- _Task directions_: Please return the records below exactly as they stand, with the pictures removed.

Records from a collection:
*** Begin section ***
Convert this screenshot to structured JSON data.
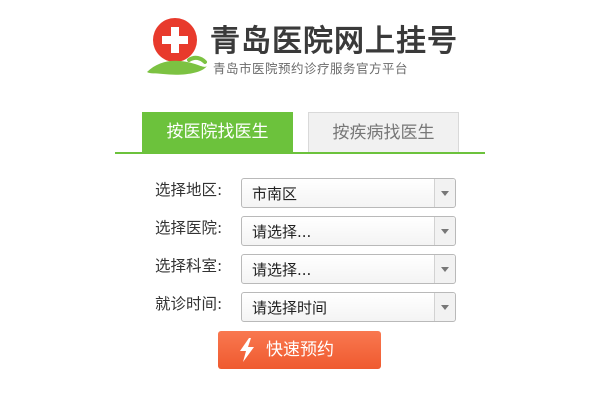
{
  "header": {
    "title": "青岛医院网上挂号",
    "subtitle": "青岛市医院预约诊疗服务官方平台",
    "logo_icon": "red-cross-hand-logo-icon"
  },
  "tabs": [
    {
      "label": "按医院找医生",
      "active": true
    },
    {
      "label": "按疾病找医生",
      "active": false
    }
  ],
  "form": {
    "region": {
      "label": "选择地区:",
      "value": "市南区"
    },
    "hospital": {
      "label": "选择医院:",
      "value": "请选择..."
    },
    "department": {
      "label": "选择科室:",
      "value": "请选择..."
    },
    "time": {
      "label": "就诊时间:",
      "value": "请选择时间"
    }
  },
  "submit": {
    "label": "快速预约",
    "icon": "lightning-icon"
  },
  "colors": {
    "accent_green": "#6cc23c",
    "button_orange": "#f26436",
    "logo_red": "#e83a2c"
  }
}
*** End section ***
- _Problem solution_:
Convert this screenshot to structured JSON data.
{
  "header": {
    "title": "青岛医院网上挂号",
    "subtitle": "青岛市医院预约诊疗服务官方平台",
    "logo_icon": "red-cross-hand-logo-icon"
  },
  "tabs": [
    {
      "label": "按医院找医生",
      "active": true
    },
    {
      "label": "按疾病找医生",
      "active": false
    }
  ],
  "form": {
    "region": {
      "label": "选择地区:",
      "value": "市南区"
    },
    "hospital": {
      "label": "选择医院:",
      "value": "请选择..."
    },
    "department": {
      "label": "选择科室:",
      "value": "请选择..."
    },
    "time": {
      "label": "就诊时间:",
      "value": "请选择时间"
    }
  },
  "submit": {
    "label": "快速预约",
    "icon": "lightning-icon"
  },
  "colors": {
    "accent_green": "#6cc23c",
    "button_orange": "#f26436",
    "logo_red": "#e83a2c"
  }
}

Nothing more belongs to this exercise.